Picard and Crusher are implanted with devices that let them overhear each other’s thoughts. The plot contrivance that makes this possible is ridiculous even by Star Trek standards; however, if you are a Jean Luc / Beverly shipper (as I am), the payoff is delightful. The preachy geopolitical framing story is also totally on brand for Star Trek.
Preparing for a mission to evaluate a politically divided planet’s request to join the Federation, Picard is distracted during his customary breakfast with Crusher. She questions the policy that planets must have solved their own geopolitical problems before joining the Federation, and she seems ready for a cheerful and comfortable debate.
Instead of beaming down to meet with the majority government, they find themselves in a prison cell, having been intercepted by the separatist minority. (They are of course being held in the same cell together, because TV.)
Despite the fact they have apparently had no contact whatsoever with the Federation, the separatists have somehow managed to figure out how to intercept the transporter beam, and how to implant interrogation devices that are supposed to help the captors read the prisoners’ thoughts — but instead link them telepathically to each other.
It’s a silly premise, but forgivable because it’s so much fun watching Jean-Luc and Beverly reacting to each other’s fleeting thoughts (a fear of heights; hunger), and then later when Beverly realizes Picard is pretending to be confident when he’s actually guessing.
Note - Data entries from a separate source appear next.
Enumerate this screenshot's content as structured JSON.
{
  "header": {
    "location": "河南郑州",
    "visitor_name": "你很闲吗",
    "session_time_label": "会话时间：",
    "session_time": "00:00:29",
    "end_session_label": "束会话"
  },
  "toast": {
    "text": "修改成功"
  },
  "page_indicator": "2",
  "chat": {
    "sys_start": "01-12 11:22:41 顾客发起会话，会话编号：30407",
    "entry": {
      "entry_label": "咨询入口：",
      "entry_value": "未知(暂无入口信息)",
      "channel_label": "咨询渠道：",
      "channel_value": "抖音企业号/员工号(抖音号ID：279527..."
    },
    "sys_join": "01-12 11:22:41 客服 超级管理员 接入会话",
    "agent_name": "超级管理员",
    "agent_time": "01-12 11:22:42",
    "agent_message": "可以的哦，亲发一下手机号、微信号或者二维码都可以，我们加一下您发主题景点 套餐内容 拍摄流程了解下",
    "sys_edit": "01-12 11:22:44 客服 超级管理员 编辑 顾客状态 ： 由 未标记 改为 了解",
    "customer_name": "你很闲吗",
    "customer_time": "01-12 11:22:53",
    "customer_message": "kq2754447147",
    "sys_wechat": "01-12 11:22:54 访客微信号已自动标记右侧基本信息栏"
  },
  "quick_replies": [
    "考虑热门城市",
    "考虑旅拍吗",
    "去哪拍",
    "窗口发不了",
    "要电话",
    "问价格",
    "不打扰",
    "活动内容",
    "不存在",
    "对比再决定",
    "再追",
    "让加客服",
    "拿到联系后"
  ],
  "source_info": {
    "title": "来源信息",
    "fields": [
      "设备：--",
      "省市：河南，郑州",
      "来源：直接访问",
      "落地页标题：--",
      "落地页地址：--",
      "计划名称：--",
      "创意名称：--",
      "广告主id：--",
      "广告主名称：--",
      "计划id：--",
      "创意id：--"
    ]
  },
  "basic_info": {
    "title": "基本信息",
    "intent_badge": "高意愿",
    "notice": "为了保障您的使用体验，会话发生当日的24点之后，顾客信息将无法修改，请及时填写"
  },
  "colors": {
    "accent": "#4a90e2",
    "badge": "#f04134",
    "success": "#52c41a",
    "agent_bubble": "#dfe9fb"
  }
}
A visit to the familiar cave set, and some sneaking around outside sets up a really touching fireside conversation where, prompted by access to each other’s thoughts, Picard and Crusher get personal.
Picard admits he felt guilty falling in love with his best friend’s wife, so he never acted on his feelings. Over time, he gradually fell out of love with Beverly, and now they are friends.
Riker meanwhile deals with the leaders of two comically paranoid factions. While nobody is going to think of this plot will make or break the story, it’s still a decent bit of political intrigue that fleshes out how the Federation works.
After Crusher and Picard are rescued but still telepathically linked, they apparently share snarky thoughts about Riker.
A final scene brings up the possibility that now that they have put all their emotional cards on the table, it’s up to them to decide what to do next. A very sweet scene has a sliding door whooshing shut to part them as friends, but each pauses thoughtfully on the other side of the door before moving on.
Oh, my heart!
The two are still obviously meant for each other, but the show runners are doing the right thing by keeping the romance a possibility, so that we will keep rooting for them.
TNG was such an optimistic show, which insisted that humans are capable of overcoming their differences and working together; that’s one reason why I’ve enjoyed re-visiting the series so much, and why I’m going to be sad when I finish my rewatch.